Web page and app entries

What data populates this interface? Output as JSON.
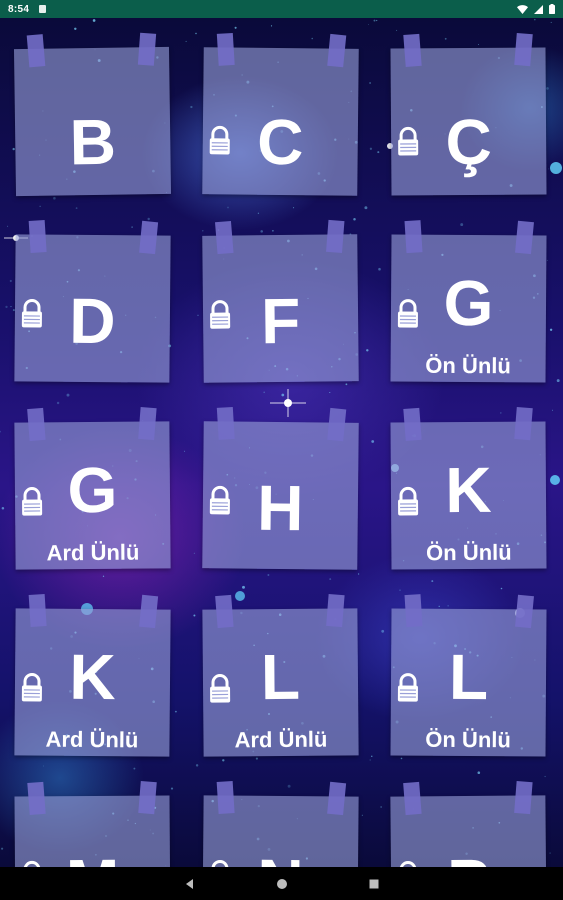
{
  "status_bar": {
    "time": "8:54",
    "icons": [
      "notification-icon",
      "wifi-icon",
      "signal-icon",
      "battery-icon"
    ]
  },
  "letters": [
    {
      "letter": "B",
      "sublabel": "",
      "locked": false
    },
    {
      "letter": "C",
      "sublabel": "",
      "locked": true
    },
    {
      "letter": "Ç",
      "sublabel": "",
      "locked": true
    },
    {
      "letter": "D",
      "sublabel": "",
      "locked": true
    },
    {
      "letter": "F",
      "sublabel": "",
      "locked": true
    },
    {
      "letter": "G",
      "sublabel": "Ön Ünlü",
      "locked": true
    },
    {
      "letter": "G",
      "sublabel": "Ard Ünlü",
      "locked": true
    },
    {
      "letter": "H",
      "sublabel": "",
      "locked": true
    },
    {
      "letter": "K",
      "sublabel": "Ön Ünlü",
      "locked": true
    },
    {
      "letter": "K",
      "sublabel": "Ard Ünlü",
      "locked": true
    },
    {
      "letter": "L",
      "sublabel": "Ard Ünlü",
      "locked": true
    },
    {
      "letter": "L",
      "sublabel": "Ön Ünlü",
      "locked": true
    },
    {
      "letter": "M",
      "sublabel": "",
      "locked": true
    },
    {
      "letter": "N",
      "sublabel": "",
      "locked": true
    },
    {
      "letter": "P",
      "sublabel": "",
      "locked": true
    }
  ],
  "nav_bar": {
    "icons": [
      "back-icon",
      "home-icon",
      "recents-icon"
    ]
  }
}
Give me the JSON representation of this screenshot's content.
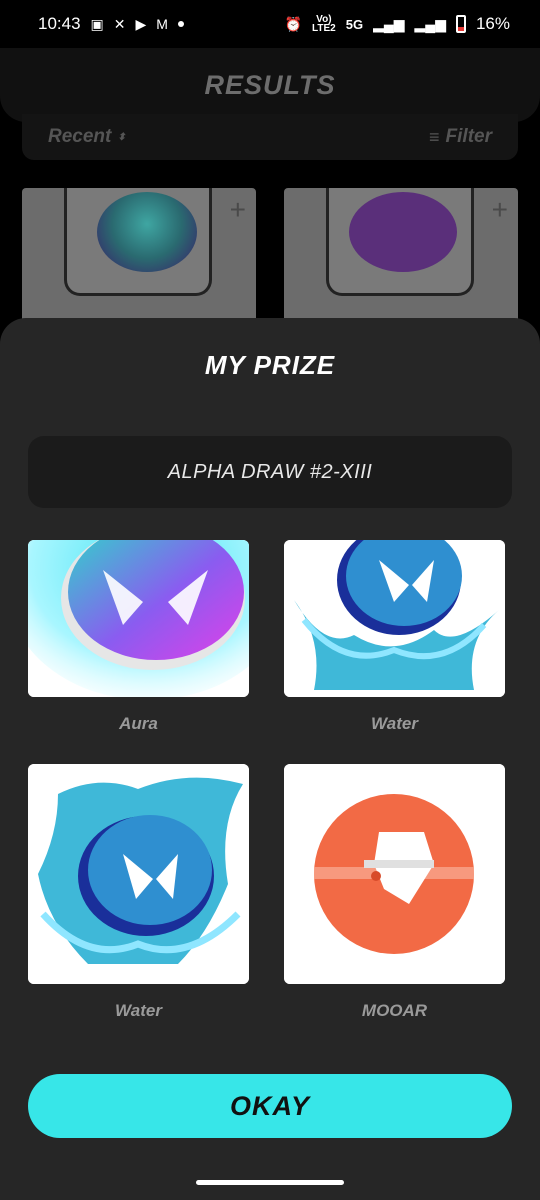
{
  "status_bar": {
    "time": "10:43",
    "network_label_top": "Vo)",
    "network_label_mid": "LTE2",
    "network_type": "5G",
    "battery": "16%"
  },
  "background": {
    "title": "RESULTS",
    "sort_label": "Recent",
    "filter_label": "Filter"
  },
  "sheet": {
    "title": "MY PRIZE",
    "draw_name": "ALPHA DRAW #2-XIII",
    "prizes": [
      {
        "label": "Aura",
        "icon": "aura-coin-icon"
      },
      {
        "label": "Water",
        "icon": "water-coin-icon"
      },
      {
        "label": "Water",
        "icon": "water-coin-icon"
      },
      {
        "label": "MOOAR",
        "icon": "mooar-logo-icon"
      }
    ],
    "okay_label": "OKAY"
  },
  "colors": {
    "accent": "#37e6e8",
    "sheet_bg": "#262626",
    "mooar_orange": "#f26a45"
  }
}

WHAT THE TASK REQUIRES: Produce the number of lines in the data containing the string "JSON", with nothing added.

RESULT FOR THIS TASK: 2